    NIGERIA, 2015/11/16 Africa’s mobile phone giant, MTN Group denied on Sunday that it has asked the Nigerian authorities to be allowed to pay by instalments a $5.2 billion fine due on Monday. “MTN refutes claims that we have arrived at any agreement of staggered payment of the fine. We caution against data from any source outside the company,” MTN’s spokesman Chris Maroleng said. Before a source at the Nigerian Communications Commission (NCC) had said that MTN had asked to be allowed to stagger the payment.
  • Standard Bank Group has expanded its already extensive East African footprint

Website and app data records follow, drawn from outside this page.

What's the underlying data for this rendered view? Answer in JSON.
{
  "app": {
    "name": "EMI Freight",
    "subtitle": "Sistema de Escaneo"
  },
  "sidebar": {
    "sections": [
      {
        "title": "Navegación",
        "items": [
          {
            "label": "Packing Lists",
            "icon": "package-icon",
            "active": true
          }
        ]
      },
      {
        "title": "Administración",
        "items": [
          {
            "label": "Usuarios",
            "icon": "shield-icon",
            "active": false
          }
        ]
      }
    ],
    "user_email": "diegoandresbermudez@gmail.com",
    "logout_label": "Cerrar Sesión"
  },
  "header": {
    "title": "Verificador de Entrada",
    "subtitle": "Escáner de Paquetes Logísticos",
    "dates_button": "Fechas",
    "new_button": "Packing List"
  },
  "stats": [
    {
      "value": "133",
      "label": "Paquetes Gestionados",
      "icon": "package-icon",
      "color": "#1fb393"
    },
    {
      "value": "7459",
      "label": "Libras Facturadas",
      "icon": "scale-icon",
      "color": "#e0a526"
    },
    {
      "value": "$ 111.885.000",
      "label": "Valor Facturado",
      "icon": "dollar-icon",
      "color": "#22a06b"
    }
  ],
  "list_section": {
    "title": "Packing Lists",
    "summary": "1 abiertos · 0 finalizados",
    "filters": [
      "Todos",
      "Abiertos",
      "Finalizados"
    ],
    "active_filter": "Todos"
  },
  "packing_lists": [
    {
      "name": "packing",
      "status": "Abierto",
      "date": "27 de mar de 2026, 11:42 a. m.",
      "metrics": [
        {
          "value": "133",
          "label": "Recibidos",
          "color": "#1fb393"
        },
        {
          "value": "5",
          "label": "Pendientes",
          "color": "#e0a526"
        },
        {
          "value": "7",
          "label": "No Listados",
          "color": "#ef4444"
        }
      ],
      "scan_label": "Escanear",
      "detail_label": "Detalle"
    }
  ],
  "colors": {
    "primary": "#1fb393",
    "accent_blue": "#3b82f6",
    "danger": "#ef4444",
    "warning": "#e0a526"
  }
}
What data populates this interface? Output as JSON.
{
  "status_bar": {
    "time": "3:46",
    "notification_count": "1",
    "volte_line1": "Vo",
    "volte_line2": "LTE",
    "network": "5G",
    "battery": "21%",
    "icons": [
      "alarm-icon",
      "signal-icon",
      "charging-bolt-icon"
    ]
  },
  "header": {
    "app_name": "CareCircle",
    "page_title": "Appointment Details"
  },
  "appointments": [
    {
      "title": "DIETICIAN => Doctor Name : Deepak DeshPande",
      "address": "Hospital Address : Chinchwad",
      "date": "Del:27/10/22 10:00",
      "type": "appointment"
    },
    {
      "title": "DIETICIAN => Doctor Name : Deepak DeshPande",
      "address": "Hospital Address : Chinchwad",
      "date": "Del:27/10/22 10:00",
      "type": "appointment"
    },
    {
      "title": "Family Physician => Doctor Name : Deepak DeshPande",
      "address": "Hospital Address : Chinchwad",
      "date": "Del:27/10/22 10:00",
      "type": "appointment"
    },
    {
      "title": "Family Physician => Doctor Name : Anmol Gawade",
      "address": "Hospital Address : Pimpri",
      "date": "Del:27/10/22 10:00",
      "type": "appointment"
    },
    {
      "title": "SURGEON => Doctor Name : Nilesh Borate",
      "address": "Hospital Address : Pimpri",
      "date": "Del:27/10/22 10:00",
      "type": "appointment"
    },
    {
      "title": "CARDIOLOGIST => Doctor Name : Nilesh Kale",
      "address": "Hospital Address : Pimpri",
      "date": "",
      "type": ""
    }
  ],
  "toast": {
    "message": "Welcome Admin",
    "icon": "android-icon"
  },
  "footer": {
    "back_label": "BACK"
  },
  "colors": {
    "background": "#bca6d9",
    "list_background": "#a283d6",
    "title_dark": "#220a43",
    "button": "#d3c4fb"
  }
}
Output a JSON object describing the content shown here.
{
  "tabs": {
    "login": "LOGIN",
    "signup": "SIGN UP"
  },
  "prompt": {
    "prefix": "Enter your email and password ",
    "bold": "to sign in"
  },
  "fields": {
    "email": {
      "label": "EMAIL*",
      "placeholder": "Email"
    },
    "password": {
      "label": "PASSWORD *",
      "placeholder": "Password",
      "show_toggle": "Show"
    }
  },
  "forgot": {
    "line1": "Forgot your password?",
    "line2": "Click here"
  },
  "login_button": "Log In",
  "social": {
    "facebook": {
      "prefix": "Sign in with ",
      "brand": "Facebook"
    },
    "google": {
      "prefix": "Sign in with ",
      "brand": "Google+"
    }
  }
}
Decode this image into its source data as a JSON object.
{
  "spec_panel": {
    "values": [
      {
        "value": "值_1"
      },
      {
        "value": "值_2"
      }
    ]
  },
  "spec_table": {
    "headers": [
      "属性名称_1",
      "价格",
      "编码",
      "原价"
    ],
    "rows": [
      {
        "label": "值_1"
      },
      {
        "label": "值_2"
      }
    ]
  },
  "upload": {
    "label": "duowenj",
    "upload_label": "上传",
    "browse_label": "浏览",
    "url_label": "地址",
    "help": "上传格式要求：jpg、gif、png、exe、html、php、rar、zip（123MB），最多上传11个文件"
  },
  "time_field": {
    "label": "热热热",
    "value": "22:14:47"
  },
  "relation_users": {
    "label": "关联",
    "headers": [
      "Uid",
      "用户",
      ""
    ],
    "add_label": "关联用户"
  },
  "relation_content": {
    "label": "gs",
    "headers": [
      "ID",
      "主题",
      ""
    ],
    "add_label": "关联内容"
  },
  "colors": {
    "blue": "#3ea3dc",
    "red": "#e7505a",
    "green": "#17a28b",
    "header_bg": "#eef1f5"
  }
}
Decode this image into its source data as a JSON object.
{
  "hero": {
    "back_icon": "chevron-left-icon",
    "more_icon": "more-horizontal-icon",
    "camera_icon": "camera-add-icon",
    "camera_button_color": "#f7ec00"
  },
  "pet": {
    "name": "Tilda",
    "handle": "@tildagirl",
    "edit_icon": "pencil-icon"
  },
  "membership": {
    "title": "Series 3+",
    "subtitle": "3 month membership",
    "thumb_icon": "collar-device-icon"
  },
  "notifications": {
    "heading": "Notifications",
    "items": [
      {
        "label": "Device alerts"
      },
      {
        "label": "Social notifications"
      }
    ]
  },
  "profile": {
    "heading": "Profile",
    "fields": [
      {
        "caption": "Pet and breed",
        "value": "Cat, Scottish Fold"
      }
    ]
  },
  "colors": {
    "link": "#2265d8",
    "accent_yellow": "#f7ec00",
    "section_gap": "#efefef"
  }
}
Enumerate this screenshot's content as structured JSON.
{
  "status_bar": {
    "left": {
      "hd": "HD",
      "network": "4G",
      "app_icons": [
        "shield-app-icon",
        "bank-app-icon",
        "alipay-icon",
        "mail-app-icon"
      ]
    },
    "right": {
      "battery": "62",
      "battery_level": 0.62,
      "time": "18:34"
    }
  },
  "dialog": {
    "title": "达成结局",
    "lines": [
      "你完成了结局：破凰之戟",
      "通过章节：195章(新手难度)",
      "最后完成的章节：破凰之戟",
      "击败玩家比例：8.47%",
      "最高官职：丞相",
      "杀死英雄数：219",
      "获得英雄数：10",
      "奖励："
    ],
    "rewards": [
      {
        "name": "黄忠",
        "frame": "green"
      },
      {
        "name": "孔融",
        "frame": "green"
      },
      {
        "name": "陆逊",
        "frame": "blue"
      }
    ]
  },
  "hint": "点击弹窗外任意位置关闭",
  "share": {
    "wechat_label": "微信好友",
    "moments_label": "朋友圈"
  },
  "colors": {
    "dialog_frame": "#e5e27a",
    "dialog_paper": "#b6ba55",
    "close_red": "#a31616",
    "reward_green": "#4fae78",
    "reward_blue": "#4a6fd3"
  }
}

    ETHIOPIA, 2015/10/31 Standard Bank Group has expanded its by presently extensive East African footprint with the official opening of a representative office in Ethiopia. This means that Standard Bank, which is Africa’s major bank by assets, has a continent-wide footprint in 20 African nations. The representative office, which is based in Addis Ababa, was opened by Standard Bank Chief Executive, Ben Kruger. It will act as an entry point for clients seeking to invest in Ethiopia and will be administered by Standard Bank’s chief office in South Africa.
  • President and Chief Executive Officer of Dangote Group of Companies Aliko Dangote

    UNITED KINGDOM, 2015/05/07 Africa's richest man Aliko Dangote claims he still harbours hopes of one day buying Arsenal. The Nigerian has an estimated fortune of 15billion US dollars (£10.4billion) and is reported to have wanted to buy into the Gunners at the same time as former director Lady Nina Bracewell-Smith was selling her shares in 2010. Arsenal's current majority shareholder is American tycoon Stan Kroenke, who remains committed to the Barclays Premier League club for the long-term. Uzbek magnate Alisher Usmanov controls around 30 % and has as well expressed no desire to offload any of his stock.
  • Nigeria: Shell Profits Won't Count the True Cost of Niger Delta Oil Spills

    NIGERIA, 2015/05/05 Decades of unchecked Niger Delta oil spills could cost Royal Dutch Shell billions in compensation and clean-up costs, Amnesty International warned investors as the Anglo-Dutch oil giant publishes its profits figures for the initial quarter of 2015. The United Nations Environment Programme estimated that £650 million ($1 billion) is needed for the initial five years of oil clean-up for Ogoniland, just one Nigerian region where Shell operates. It projected that cleaning up oil pollution in the area could be a 30-year operation. Amnesty International's Business and Human Rights Reseacher Mark Dummett said: "Investors must beware the hidden costs that await Shell from its Niger Delta operations. For decades the multi-national oil giant has failed to stop the oil spills, or clean up the devastating pollution that has destroyed lives and livelihoods.
  • How Nigeria’s National Oil Company Plans to Tackle local Fuel Scarcity

    NIGERIA, 2015/03/05 Nigerian national oil firm, NNPC plans to address the current fuel scarcity by importing 1 billion litres of fuel in March, according to a statement by analysis website, Nairametrics. The NNPC Group MD, Dr Joseph Dawha, has by presently began supervising fuel stations within the capital city, Abuja, to restrict hoarding activities and anxiety particularly in the country’s most vibrant cities like Lagos, Kano and Port Harcourt. He as well explained that in actuality, there is sufficient petrol to attend to motorists’ needs.